What needs to be done
When a line in the records includes the string "value", it goes into the tally; report that tally alone.

Records provided
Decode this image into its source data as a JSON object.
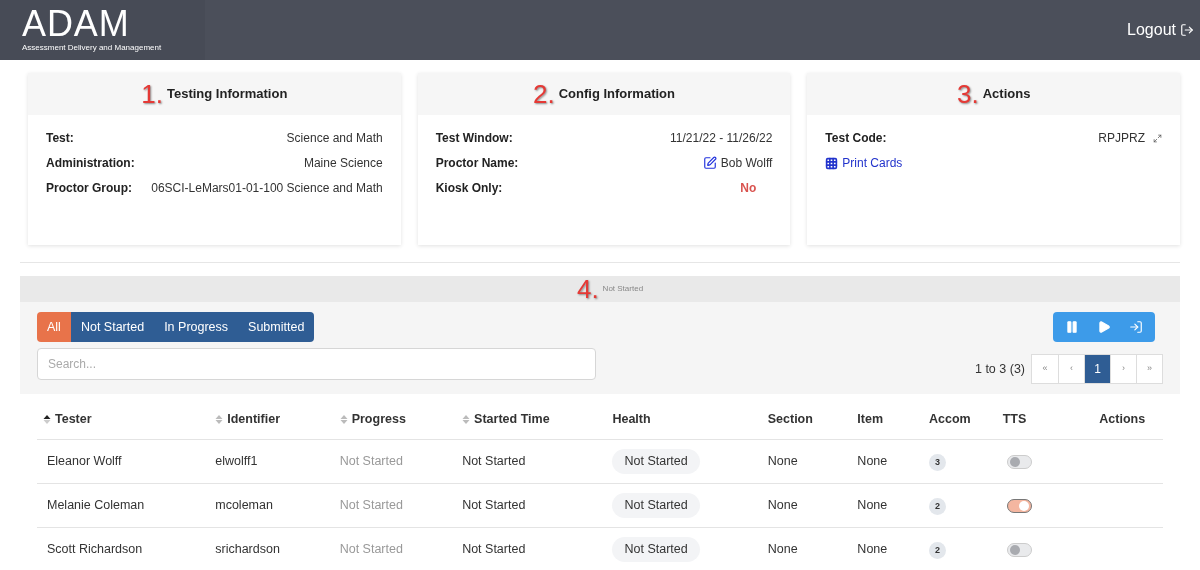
{
  "header": {
    "logo": "ADAM",
    "logo_subtitle": "Assessment Delivery and Management",
    "logout": "Logout"
  },
  "cards": [
    {
      "marker": "1.",
      "title": "Testing Information",
      "rows": [
        {
          "label": "Test:",
          "value": "Science and Math",
          "kind": "text"
        },
        {
          "label": "Administration:",
          "value": "Maine Science",
          "kind": "text"
        },
        {
          "label": "Proctor Group:",
          "value": "06SCI-LeMars01-01-100 Science and Math",
          "kind": "text"
        }
      ]
    },
    {
      "marker": "2.",
      "title": "Config Information",
      "rows": [
        {
          "label": "Test Window:",
          "value": "11/21/22 - 11/26/22",
          "kind": "text"
        },
        {
          "label": "Proctor Name:",
          "value": "Bob Wolff",
          "kind": "editable"
        },
        {
          "label": "Kiosk Only:",
          "value": "No",
          "kind": "alert"
        }
      ]
    },
    {
      "marker": "3.",
      "title": "Actions",
      "rows": [
        {
          "label": "Test Code:",
          "value": "RPJPRZ",
          "kind": "expandable"
        }
      ],
      "link": "Print Cards"
    }
  ],
  "section": {
    "marker": "4.",
    "title": "Not Started"
  },
  "filters": [
    {
      "label": "All",
      "selected": true
    },
    {
      "label": "Not Started",
      "selected": false
    },
    {
      "label": "In Progress",
      "selected": false
    },
    {
      "label": "Submitted",
      "selected": false
    }
  ],
  "search": {
    "placeholder": "Search..."
  },
  "pagination": {
    "range": "1 to 3 (3)",
    "pages": [
      {
        "label": "«",
        "selected": false
      },
      {
        "label": "‹",
        "selected": false
      },
      {
        "label": "1",
        "selected": true
      },
      {
        "label": "›",
        "selected": false
      },
      {
        "label": "»",
        "selected": false
      }
    ]
  },
  "table": {
    "columns": [
      {
        "label": "Tester",
        "kind": "sorted"
      },
      {
        "label": "Identifier",
        "kind": "sortable"
      },
      {
        "label": "Progress",
        "kind": "sortable"
      },
      {
        "label": "Started Time",
        "kind": "sortable"
      },
      {
        "label": "Health",
        "kind": "plain"
      },
      {
        "label": "Section",
        "kind": "plain"
      },
      {
        "label": "Item",
        "kind": "plain"
      },
      {
        "label": "Accom",
        "kind": "plain"
      },
      {
        "label": "TTS",
        "kind": "plain"
      },
      {
        "label": "Actions",
        "kind": "plain"
      }
    ],
    "rows": [
      {
        "tester": "Eleanor Wolff",
        "identifier": "elwolff1",
        "progress": "Not Started",
        "started_time": "Not Started",
        "health": "Not Started",
        "section": "None",
        "item": "None",
        "accom": "3",
        "tts": false
      },
      {
        "tester": "Melanie Coleman",
        "identifier": "mcoleman",
        "progress": "Not Started",
        "started_time": "Not Started",
        "health": "Not Started",
        "section": "None",
        "item": "None",
        "accom": "2",
        "tts": true
      },
      {
        "tester": "Scott Richardson",
        "identifier": "srichardson",
        "progress": "Not Started",
        "started_time": "Not Started",
        "health": "Not Started",
        "section": "None",
        "item": "None",
        "accom": "2",
        "tts": false
      }
    ]
  }
}
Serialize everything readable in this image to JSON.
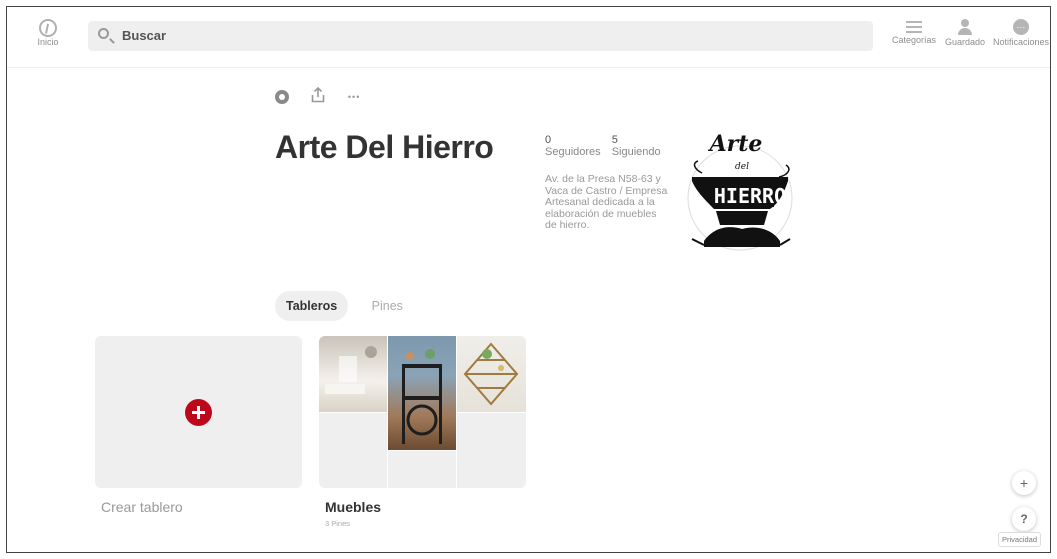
{
  "header": {
    "logo_label": "Inicio",
    "search_placeholder": "Buscar",
    "nav": [
      {
        "label": "Categorías",
        "icon": "menu-icon"
      },
      {
        "label": "Guardado",
        "icon": "user-icon"
      },
      {
        "label": "Notificaciones",
        "icon": "chat-icon"
      }
    ]
  },
  "profile": {
    "name": "Arte Del Hierro",
    "followers_count": "0",
    "followers_label": "Seguidores",
    "following_count": "5",
    "following_label": "Siguiendo",
    "bio": "Av. de la Presa N58-63 y Vaca de Castro / Empresa Artesanal dedicada a la elaboración de muebles de hierro.",
    "avatar_logo_text": [
      "Arte",
      "del",
      "HIERRO"
    ],
    "more_label": "•••"
  },
  "tabs": [
    {
      "label": "Tableros",
      "active": true
    },
    {
      "label": "Pines",
      "active": false
    }
  ],
  "boards": {
    "create_label": "Crear tablero",
    "items": [
      {
        "title": "Muebles",
        "pins": "3 Pines"
      }
    ]
  },
  "floating": {
    "add_label": "+",
    "help_label": "?",
    "privacy_label": "Privacidad"
  },
  "colors": {
    "accent": "#bd081c",
    "tile_bg": "#efefef"
  }
}
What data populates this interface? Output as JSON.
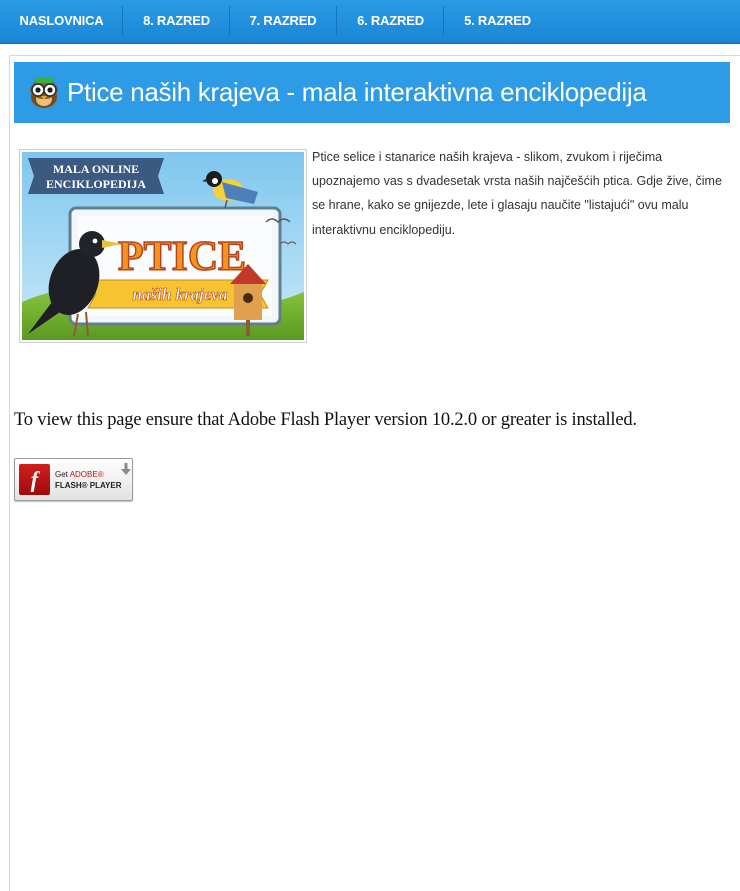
{
  "nav": {
    "items": [
      {
        "label": "NASLOVNICA"
      },
      {
        "label": "8. RAZRED"
      },
      {
        "label": "7. RAZRED"
      },
      {
        "label": "6. RAZRED"
      },
      {
        "label": "5. RAZRED"
      }
    ]
  },
  "colors": {
    "nav_bg": "#1f8fdd",
    "title_bg": "#2d9be6",
    "title_text": "#ffffff",
    "body_text": "#333333"
  },
  "page": {
    "title": "Ptice naših krajeva - mala interaktivna enciklopedija",
    "title_icon": "owl-icon"
  },
  "thumbnail": {
    "banner": {
      "line1": "MALA ONLINE",
      "line2": "ENCIKLOPEDIJA"
    },
    "headline": "PTICE",
    "subline": "naših krajeva"
  },
  "description": "Ptice selice i stanarice naših krajeva - slikom, zvukom i riječima upoznajemo vas s dvadesetak vrsta naših najčešćih ptica. Gdje žive, čime se hrane, kako se gnijezde, lete i glasaju naučite \"listajući\" ovu malu interaktivnu enciklopediju.",
  "flash": {
    "message": "To view this page ensure that Adobe Flash Player version 10.2.0 or greater is installed.",
    "badge": {
      "get": "Get",
      "adobe": "ADOBE®",
      "product": "FLASH® PLAYER",
      "icon": "download-arrow-icon"
    }
  }
}
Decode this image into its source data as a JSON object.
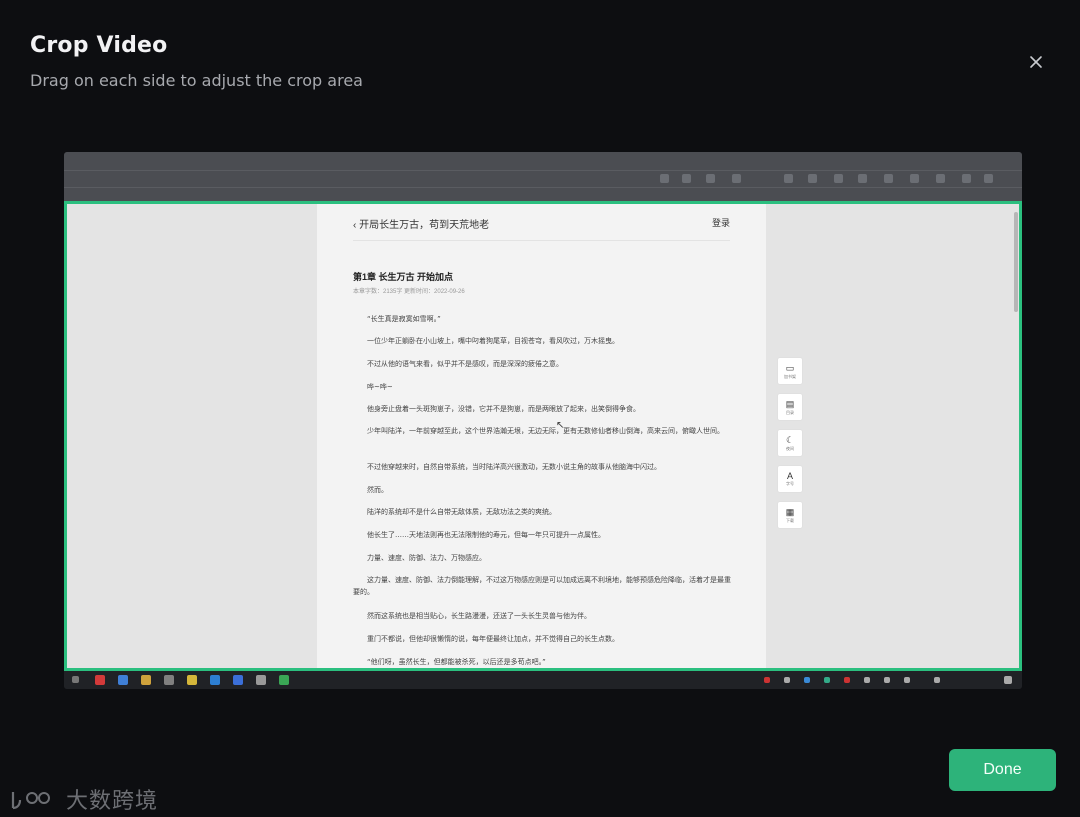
{
  "dialog": {
    "title": "Crop Video",
    "subtitle": "Drag on each side to adjust the crop area",
    "close_icon": "close-icon",
    "done_label": "Done"
  },
  "video": {
    "page": {
      "back_text": "开局长生万古，苟到天荒地老",
      "login_text": "登录",
      "chapter_title": "第1章 长生万古 开始加点",
      "meta": "本章字数：2135字     更新时间：2022-09-26",
      "paragraphs": [
        "“长生真是寂寞如雪啊。”",
        "一位少年正躺卧在小山坡上，嘴中叼着狗尾草，目视苍穹，看风吹过，万木摇曳。",
        "不过从他的语气来看，似乎并不是感叹，而是深深的疲倦之意。",
        "哗~哗~",
        "他身旁止盘着一头斑狗崽子，没错，它并不是狗崽，而是两眼放了起来，出笑倒得争食。",
        "少年叫陆洋，一年前穿越至此，这个世界浩瀚无垠，无边无际，更有无数修仙者移山倒海，高来云间，俯瞰人世间。",
        "不过他穿越来时，自然自带系统，当时陆洋高兴很激动，无数小说主角的故事从他脑海中闪过。",
        "然而。",
        "陆洋的系统却不是什么自带无敌体质，无敌功法之类的爽统。",
        "他长生了……天地法则再也无法限制他的寿元，但每一年只可提升一点属性。",
        "力量、速度、防御、法力、万物感应。",
        "这力量、速度、防御、法力倒能理解，不过这万物感应则是可以加成远离不利境地，能够预感危险降临，活着才是最重要的。",
        "然而这系统也是相当贴心，长生路漫漫，还送了一头长生灵兽与他为伴。",
        "重门不都说，但他却很懒惰的说，每年便最终让加点，并不觉得自己的长生点数。",
        "“他们呀，虽然长生，但都能被杀死，以后还是多苟点吧。”"
      ],
      "tools": [
        {
          "icon": "book-icon",
          "label": "加书架"
        },
        {
          "icon": "note-icon",
          "label": "目录"
        },
        {
          "icon": "moon-icon",
          "label": "夜间"
        },
        {
          "icon": "font-icon",
          "label": "字号"
        },
        {
          "icon": "grid-icon",
          "label": "下载"
        }
      ]
    }
  },
  "watermark": {
    "text": "大数跨境"
  },
  "colors": {
    "accent": "#2bbf7f",
    "done_bg": "#2db37a",
    "background": "#0d0e11"
  }
}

Solution to this task
7